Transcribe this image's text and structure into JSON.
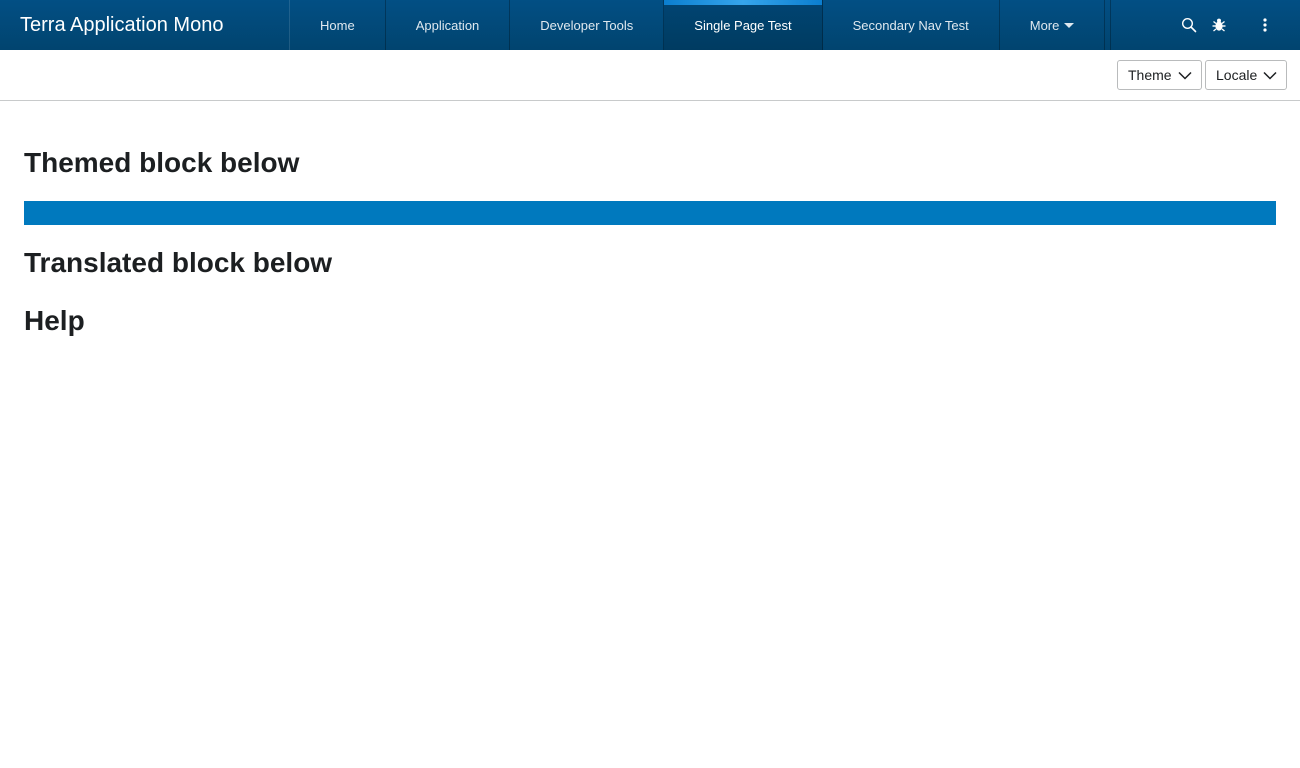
{
  "header": {
    "app_title": "Terra Application Mono",
    "tabs": [
      {
        "label": "Home",
        "active": false
      },
      {
        "label": "Application",
        "active": false
      },
      {
        "label": "Developer Tools",
        "active": false
      },
      {
        "label": "Single Page Test",
        "active": true
      },
      {
        "label": "Secondary Nav Test",
        "active": false
      },
      {
        "label": "More",
        "active": false
      }
    ],
    "utility_icons": [
      "search-icon",
      "bug-icon",
      "more-vertical-icon"
    ]
  },
  "toolbar": {
    "theme_label": "Theme",
    "locale_label": "Locale"
  },
  "main": {
    "themed_heading": "Themed block below",
    "translated_heading": "Translated block below",
    "help_heading": "Help"
  },
  "colors": {
    "header_bg": "#014979",
    "active_tab_indicator": "#36a5ec",
    "themed_block": "#0079be"
  }
}
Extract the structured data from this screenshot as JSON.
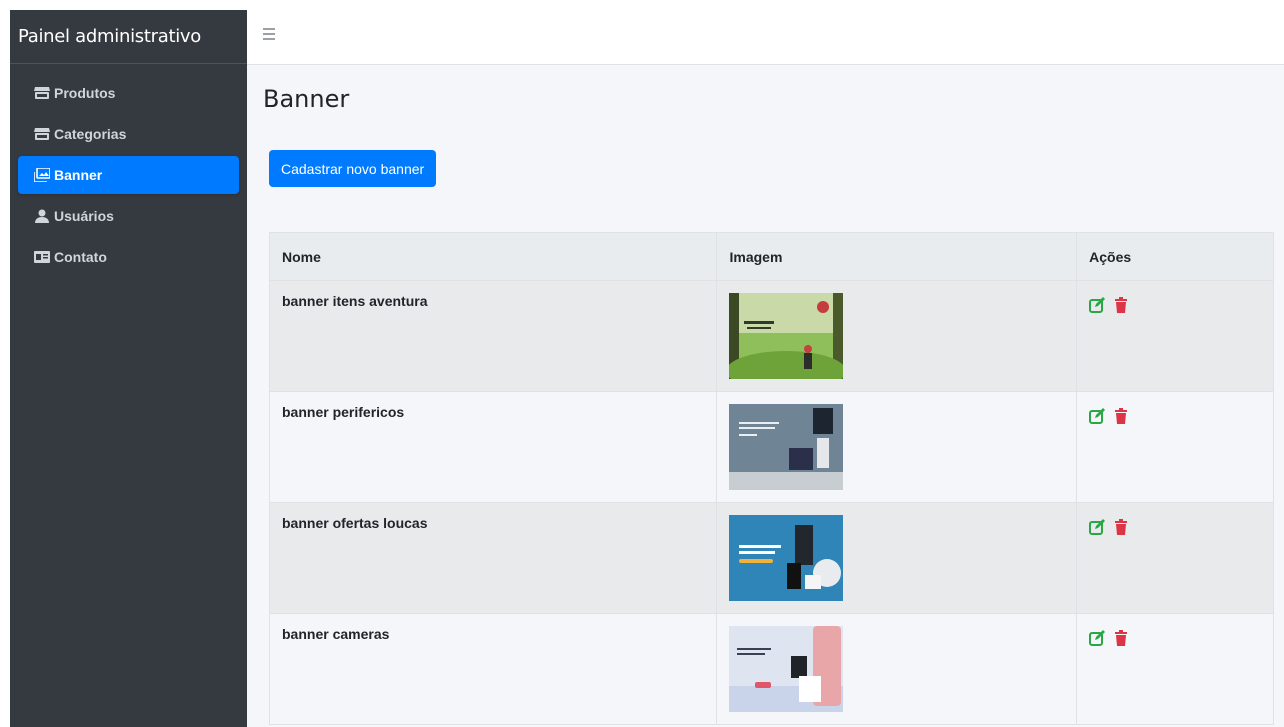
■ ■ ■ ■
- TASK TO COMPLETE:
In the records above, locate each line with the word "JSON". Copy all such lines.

- ANSWER BOX:
Transcribe this image's text and structure into JSON.
Extract the structured data from this screenshot as JSON.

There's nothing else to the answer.